Year of Study in Programme: First
Area/Topic of Research: ISLA, EFL, TBLT, peer interaction, productive skills, young learners
Title/Provisional Title of Thesis: Task-Based Peer Interaction in Primary Education: Enhancing Young Learners’ Accuracy and Fluency in English as a Foreign Language

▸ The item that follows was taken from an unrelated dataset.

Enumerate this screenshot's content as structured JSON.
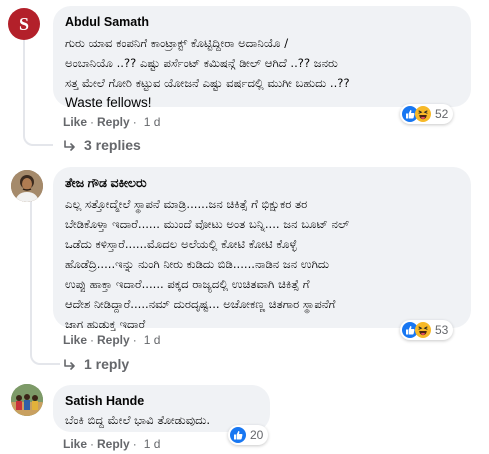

Short Abstract: More often than not, young learners (YLs) do not have much exposure to a second language (L2) outside instructed English classes as they would in a naturalistic environment, which might have an effect on learner language (Bayley, 1996; Dickerson, 1975; Ellis, 1988; Hansen-Edwards, 2011; Preston, 2002, as cited in Ellis, 2015). Therefore, one of the goals of instructed second language acquisition (ISLA) is to facilitate the learning ways whereby YLs could notice, practise, integrate and subsequently make of use the language for communication (Loewen, 2015). The main objective of the thesis, which is conducted within the funded research project The effects of in-class task-based peer interaction on young learners’ English as a foreign language language (PIYLE) (PID2019-107328GB-100) led by Dr Elisabet Pladevall Ballester, is to explore the effect of tasked-based peer interaction with and without explicit instruction on the development of YLs’ general and target forms accuracy and fluency in English as a foreign language (EFL). The study will employ an experimental pre-test post-test design with a pedagogical instructional intervention in between. Quantitative data will be elicited to analyse L2 accuracy and fluency gains and qualitative data will also be included to obtain the learners’ and teachers’ perceptions on the intervention. At a pre-experimental stage, the intervention materials and the pre and post-task materials will be designed. Pre-test data collection will span over the period of two weeks and will be followed by the ten-week intervention, which in turn will be followed by post-test data collection for two or three more weeks.
The results will allow us to explore to what extent explicit instruction of interactional strategies and target forms together with task-based peer interaction is beneficial for the children’s development of EFL accuracy and fluency. Our data may have the potential to contribute considerably to the field of ISLA in terms of understanding the processes involved in language acquisition by YLs in instructed contexts. Furthermore, the findings will have practical teaching implications for the role of tasks and peer interaction in YLs classroom contexts.